Citrix Systems Inc.'s NetScaler SDX virtualized services platform will now support Palo Alto Networks Inc.'s virtual next-generation firewall software.
The partnership between Citrix and Palo Alto will allow customers to run Palo Alto's VM Series firewall software on the same box as Citrix's application delivery and load-balancing technologies. Citrix and Palo Alto have validated the firewall for Citrix's NetScaler SDX appliance.
"Instead of having hardware firewalls and hardware application delivery controller appliances, you can consolidate them in a NetScaler SDX and spin up instances of ADCs and [Palo Alto's] VM series specifically for the needs of application owners on the network or for specific tenants in a service provider environment," said Graham Melville, director of product marketing at Citrix.
The NetScaler SDX is a virtualized services platform designed to run multiple instances of Citrix's NetScaler ADC software. The box enables a high-performance, multi-tenant hardware for Layer 4-7 services software. The appliance has a control plane that unifies provisioning, configuration and management of the multiple instances of the ADC services. Now, Citrix is extending that box and its unified control plane to Palo Alto's firewall. Engineers can download Palo Alto's software directly from the company's site and install it on the NetScaler SDX.
The Citrix-Palo Alto combination will allow data center infrastructure engineers to reduce the hardware footprint in their networks and simplify operations, said Rohit Mehra, vice president of network infrastructure research at Framingham, Mass.-based IDC. Engineers will be able to apply common configurations and settings to their firewall and application delivery services on the SDX platform, he said. The consolidated services will also enable so-called service chaining, which lets traffic be routed through firewall and ADC services within a single box.
"Running security applications [on an application delivery appliance] is a good, natural fit as you move toward more virtualized and software-defined environments," Mehra said. "If you are looking at a higher amount of virtualization in your data center, this gives you a common hardware architecture."

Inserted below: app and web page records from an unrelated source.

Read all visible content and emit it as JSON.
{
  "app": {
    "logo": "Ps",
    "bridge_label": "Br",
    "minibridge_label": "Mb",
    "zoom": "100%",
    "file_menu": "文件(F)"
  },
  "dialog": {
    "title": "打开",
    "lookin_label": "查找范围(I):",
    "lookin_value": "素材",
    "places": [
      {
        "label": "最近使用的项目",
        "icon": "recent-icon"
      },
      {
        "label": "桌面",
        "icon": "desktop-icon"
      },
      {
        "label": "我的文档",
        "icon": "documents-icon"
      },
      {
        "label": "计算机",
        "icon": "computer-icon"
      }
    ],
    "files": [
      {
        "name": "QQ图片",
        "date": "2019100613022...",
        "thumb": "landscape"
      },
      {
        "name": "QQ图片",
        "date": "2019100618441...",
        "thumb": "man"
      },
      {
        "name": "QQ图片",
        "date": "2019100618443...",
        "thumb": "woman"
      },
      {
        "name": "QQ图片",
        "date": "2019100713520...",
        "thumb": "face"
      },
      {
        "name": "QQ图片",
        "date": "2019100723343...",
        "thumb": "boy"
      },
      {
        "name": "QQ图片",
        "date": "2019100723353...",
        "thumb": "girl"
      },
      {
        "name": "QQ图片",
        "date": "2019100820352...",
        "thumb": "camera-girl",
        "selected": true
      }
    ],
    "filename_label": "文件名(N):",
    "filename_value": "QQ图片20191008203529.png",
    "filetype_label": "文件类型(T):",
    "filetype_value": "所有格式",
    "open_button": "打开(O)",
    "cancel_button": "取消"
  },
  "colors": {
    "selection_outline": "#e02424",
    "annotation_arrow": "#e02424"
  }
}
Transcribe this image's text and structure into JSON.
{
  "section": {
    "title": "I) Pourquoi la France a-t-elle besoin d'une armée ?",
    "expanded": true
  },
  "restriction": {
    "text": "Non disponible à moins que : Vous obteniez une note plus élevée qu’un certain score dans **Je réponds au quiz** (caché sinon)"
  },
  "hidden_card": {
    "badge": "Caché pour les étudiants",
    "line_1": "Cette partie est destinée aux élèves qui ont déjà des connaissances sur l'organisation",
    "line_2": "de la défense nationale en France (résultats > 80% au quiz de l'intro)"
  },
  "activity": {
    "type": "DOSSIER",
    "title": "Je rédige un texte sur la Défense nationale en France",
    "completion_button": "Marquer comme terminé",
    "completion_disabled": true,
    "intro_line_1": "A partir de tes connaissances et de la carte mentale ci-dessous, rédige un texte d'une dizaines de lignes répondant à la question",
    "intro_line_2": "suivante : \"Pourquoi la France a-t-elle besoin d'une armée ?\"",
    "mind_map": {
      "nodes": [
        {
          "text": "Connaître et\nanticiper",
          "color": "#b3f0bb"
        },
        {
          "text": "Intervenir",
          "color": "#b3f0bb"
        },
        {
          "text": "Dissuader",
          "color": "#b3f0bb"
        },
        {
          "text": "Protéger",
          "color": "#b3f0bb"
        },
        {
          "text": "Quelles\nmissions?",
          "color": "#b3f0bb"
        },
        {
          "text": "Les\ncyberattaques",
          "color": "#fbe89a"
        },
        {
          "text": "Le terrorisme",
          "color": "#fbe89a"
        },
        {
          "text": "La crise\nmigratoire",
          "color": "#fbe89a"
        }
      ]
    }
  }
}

Data center engineers already had the option of running Palo Alto's VM Series on commodity x86 servers. For that matter, they have that option with Citrix's NetScaler software, too. SDX gives engineers the benefits of the incremental integrations of the appliance's advanced control plane, Mehra said. It's also a validated joint solution, which should simplify support of network and security services running on an SDX.
Citrix's partnership with Palo Alto is not expected to change its larger alliance with Cisco. Citrix and Cisco aligned closely in late 2012 after Cisco exited the application delivery controller market. Cisco and Palo Alto are major rivals in the firewall market, even though Palo Alto recently joined the partnership ecosystem for Cisco's data center SDN product, Application Centric Infrastructure.
Mehra said none of these partnerships are exclusive. He suspects that Citrix and Cisco could easily strike up a similar integration of network security on NetScaler SDX if enough customers ask for it.